Tarot Uranai has something over any of the other tarot programs I've seen, though: production values! Every other example I've seen has either been a very low-fi pixel art dealy on 8-bit formats like the MSX or Game Gear, or maybe even just a secret mode in a proper game like the Playstation port of Puzzle Bobble 4. But Tarot Uranai is on the 3DO, and of course that means FMV and pre-rendered CGI!

So yeah, there's a nice, short CGI intro showing some trees, and then you're presented with a room with three doors, representing three different options. The left door has a cross on it, and takes you to a traditional kind of reading, where a bunch of cards are drawn and laid out in a specific pattern. The middle door has a kind of magic circle design on it, and takes you to a big crystal with the works love, money, business and health. You pick one, and the cards are shuffled, then placed in a big circle, from which you pick one, which I guess reveals your future in that aspect of your life. The final door has a book on it, and contains a little tarot database, where you can look up all the cards and their meanings and such. Whichever option you pick, everything is presented and explained by a Japanese woman with a scarf covering her face speaking in front of bluescreened-in CGI backgrounds.

Like I said earlier, Tarot Uranai is a program with no real utility to anyone, especially people who can't read or understand Japanese.
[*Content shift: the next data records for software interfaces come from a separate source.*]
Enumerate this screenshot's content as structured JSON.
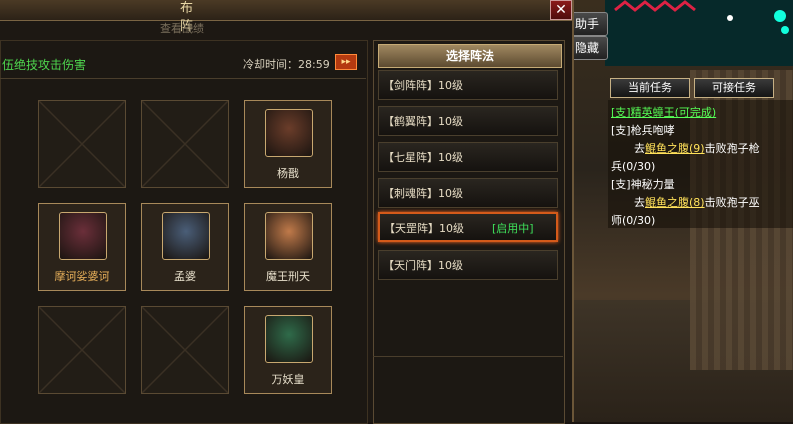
{
  "window": {
    "title": "布 阵",
    "subtitle": "查看战绩",
    "close_label": "✕"
  },
  "skill_text": "伍绝技攻击伤害",
  "cooldown": {
    "label": "冷却时间：28:59",
    "button_label": "▸▸"
  },
  "grid": [
    {
      "name": "",
      "filled": false
    },
    {
      "name": "",
      "filled": false
    },
    {
      "name": "杨戬",
      "filled": true,
      "color": "#e8e0cc"
    },
    {
      "name": "摩诃娑婆诃",
      "filled": true,
      "color": "#e8b05a"
    },
    {
      "name": "孟婆",
      "filled": true,
      "color": "#e8e0cc"
    },
    {
      "name": "魔王刑天",
      "filled": true,
      "color": "#e8e0cc"
    },
    {
      "name": "",
      "filled": false
    },
    {
      "name": "",
      "filled": false
    },
    {
      "name": "万妖皇",
      "filled": true,
      "color": "#e8e0cc"
    }
  ],
  "formation_panel": {
    "header": "选择阵法",
    "items": [
      {
        "label": "【剑阵阵】10级",
        "status": ""
      },
      {
        "label": "【鹤翼阵】10级",
        "status": ""
      },
      {
        "label": "【七星阵】10级",
        "status": ""
      },
      {
        "label": "【刺魂阵】10级",
        "status": ""
      },
      {
        "label": "【天罡阵】10级",
        "status": "[启用中]"
      },
      {
        "label": "【天门阵】10级",
        "status": ""
      }
    ],
    "active_index": 4
  },
  "side_buttons": {
    "top": "助手",
    "bottom": "隐藏"
  },
  "tasks": {
    "tab_current": "当前任务",
    "tab_available": "可接任务",
    "lines": [
      {
        "text": "[支]精英蟑王(可完成)",
        "style": "green"
      },
      {
        "text": "[支]枪兵咆哮",
        "style": "white"
      },
      {
        "prefix": "去",
        "link": "鲲鱼之腹(9)",
        "suffix": "击败孢子枪",
        "style": "white"
      },
      {
        "text": "兵(0/30)",
        "style": "white"
      },
      {
        "text": "[支]神秘力量",
        "style": "white"
      },
      {
        "prefix": "去",
        "link": "鲲鱼之腹(8)",
        "suffix": "击败孢子巫",
        "style": "white"
      },
      {
        "text": "师(0/30)",
        "style": "white"
      }
    ]
  },
  "colors": {
    "accent_active": "#d45a1a",
    "status_green": "#3ee05a",
    "skill_green": "#4ed64e"
  }
}
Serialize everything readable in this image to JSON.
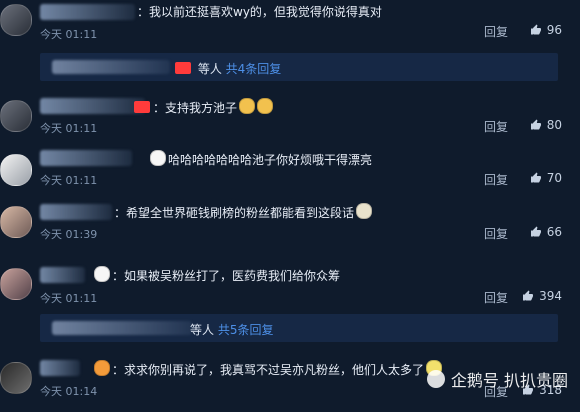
{
  "comments": [
    {
      "text": "：我以前还挺喜欢wy的，但我觉得你说得真对",
      "time": "今天 01:11",
      "reply": "回复",
      "likes": "96"
    },
    {
      "bar_text": "等人",
      "bar_link": "共4条回复"
    },
    {
      "text": "：支持我方池子",
      "time": "今天 01:11",
      "reply": "回复",
      "likes": "80"
    },
    {
      "text": "哈哈哈哈哈哈哈池子你好烦哦干得漂亮",
      "time": "今天 01:11",
      "reply": "回复",
      "likes": "70"
    },
    {
      "text": "：希望全世界砸钱刷榜的粉丝都能看到这段话",
      "time": "今天 01:39",
      "reply": "回复",
      "likes": "66"
    },
    {
      "text": "：如果被吴粉丝打了，医药费我们给你众筹",
      "time": "今天 01:11",
      "reply": "回复",
      "likes": "394"
    },
    {
      "bar_text": "等人",
      "bar_link": "共5条回复"
    },
    {
      "text": "：求求你别再说了，我真骂不过吴亦凡粉丝，他们人太多了",
      "time": "今天 01:14",
      "reply": "回复",
      "likes": "318"
    }
  ],
  "watermark": "企鹅号 扒扒贵圈"
}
But it's not completely worthless! It does have a great aesthetic that perfectly marries early 90s CGI and a kind of vague pseudo-mysticism in a nice way, that feels like it could have been used as part of the plot-of-the-week in something like the live action Eko Eko Azarak TV series.